- [Record extracts]:

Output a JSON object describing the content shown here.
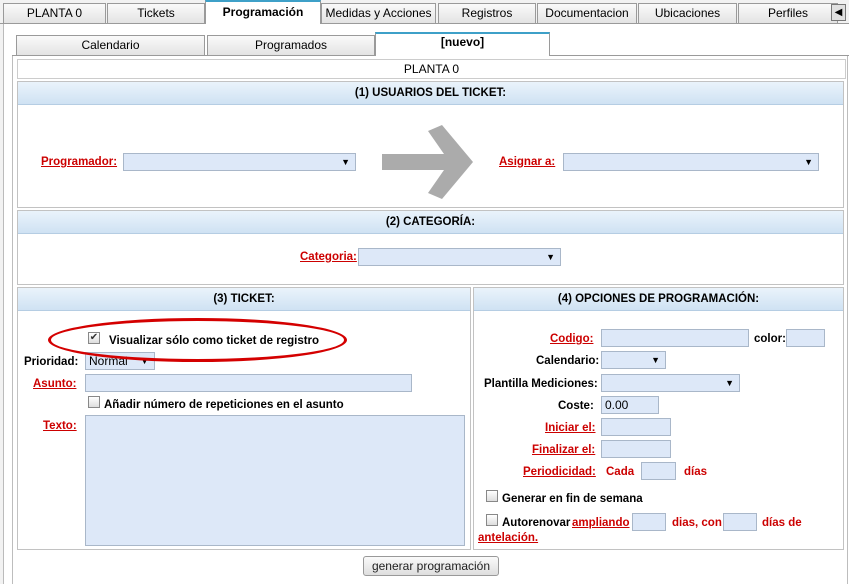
{
  "top_tabs": [
    {
      "label": "PLANTA 0"
    },
    {
      "label": "Tickets"
    },
    {
      "label": "Programación"
    },
    {
      "label": "Medidas y Acciones"
    },
    {
      "label": "Registros"
    },
    {
      "label": "Documentacion"
    },
    {
      "label": "Ubicaciones"
    },
    {
      "label": "Perfiles"
    }
  ],
  "sub_tabs": [
    {
      "label": "Calendario"
    },
    {
      "label": "Programados"
    },
    {
      "label": "[nuevo]"
    }
  ],
  "planta_title": "PLANTA 0",
  "section1": {
    "title": "(1) USUARIOS DEL TICKET:",
    "programador_label": "Programador:",
    "programador_value": "",
    "asignar_label": "Asignar a:",
    "asignar_value": ""
  },
  "section2": {
    "title": "(2) CATEGORÍA:",
    "categoria_label": "Categoria:",
    "categoria_value": ""
  },
  "section3": {
    "title": "(3) TICKET:",
    "visualizar_label": "Visualizar sólo como ticket de registro",
    "visualizar_checked": true,
    "prioridad_label": "Prioridad:",
    "prioridad_value": "Normal",
    "asunto_label": "Asunto:",
    "asunto_value": "",
    "anadir_label": "Añadir número de repeticiones en el asunto",
    "texto_label": "Texto:",
    "texto_value": ""
  },
  "section4": {
    "title": "(4) OPCIONES DE PROGRAMACIÓN:",
    "codigo_label": "Codigo:",
    "codigo_value": "",
    "color_label": "color:",
    "color_value": "",
    "calendario_label": "Calendario:",
    "plantilla_label": "Plantilla Mediciones:",
    "coste_label": "Coste:",
    "coste_value": "0.00",
    "iniciar_label": "Iniciar el:",
    "finalizar_label": "Finalizar el:",
    "periodicidad_label": "Periodicidad:",
    "cada_label": "Cada",
    "dias_label": "días",
    "generar_finde_label": "Generar en fin de semana",
    "autorenovar_label": "Autorenovar",
    "ampliando_label": "ampliando",
    "dias_con_label": "dias, con",
    "dias_de_label": "días de",
    "antelacion_label": "antelación."
  },
  "generate_button": "generar programación",
  "colors": {
    "accent": "#3ea0c8",
    "required": "#cc0000",
    "field_bg": "#dde8f8",
    "annotation": "#d40000"
  }
}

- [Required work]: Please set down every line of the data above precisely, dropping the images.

- [Answer]:
Output a JSON object describing the content shown here.
{
  "top_tabs": [
    {
      "label": "PLANTA 0"
    },
    {
      "label": "Tickets"
    },
    {
      "label": "Programación"
    },
    {
      "label": "Medidas y Acciones"
    },
    {
      "label": "Registros"
    },
    {
      "label": "Documentacion"
    },
    {
      "label": "Ubicaciones"
    },
    {
      "label": "Perfiles"
    }
  ],
  "sub_tabs": [
    {
      "label": "Calendario"
    },
    {
      "label": "Programados"
    },
    {
      "label": "[nuevo]"
    }
  ],
  "planta_title": "PLANTA 0",
  "section1": {
    "title": "(1) USUARIOS DEL TICKET:",
    "programador_label": "Programador:",
    "programador_value": "",
    "asignar_label": "Asignar a:",
    "asignar_value": ""
  },
  "section2": {
    "title": "(2) CATEGORÍA:",
    "categoria_label": "Categoria:",
    "categoria_value": ""
  },
  "section3": {
    "title": "(3) TICKET:",
    "visualizar_label": "Visualizar sólo como ticket de registro",
    "visualizar_checked": true,
    "prioridad_label": "Prioridad:",
    "prioridad_value": "Normal",
    "asunto_label": "Asunto:",
    "asunto_value": "",
    "anadir_label": "Añadir número de repeticiones en el asunto",
    "texto_label": "Texto:",
    "texto_value": ""
  },
  "section4": {
    "title": "(4) OPCIONES DE PROGRAMACIÓN:",
    "codigo_label": "Codigo:",
    "codigo_value": "",
    "color_label": "color:",
    "color_value": "",
    "calendario_label": "Calendario:",
    "plantilla_label": "Plantilla Mediciones:",
    "coste_label": "Coste:",
    "coste_value": "0.00",
    "iniciar_label": "Iniciar el:",
    "finalizar_label": "Finalizar el:",
    "periodicidad_label": "Periodicidad:",
    "cada_label": "Cada",
    "dias_label": "días",
    "generar_finde_label": "Generar en fin de semana",
    "autorenovar_label": "Autorenovar",
    "ampliando_label": "ampliando",
    "dias_con_label": "dias, con",
    "dias_de_label": "días de",
    "antelacion_label": "antelación."
  },
  "generate_button": "generar programación",
  "colors": {
    "accent": "#3ea0c8",
    "required": "#cc0000",
    "field_bg": "#dde8f8",
    "annotation": "#d40000"
  }
}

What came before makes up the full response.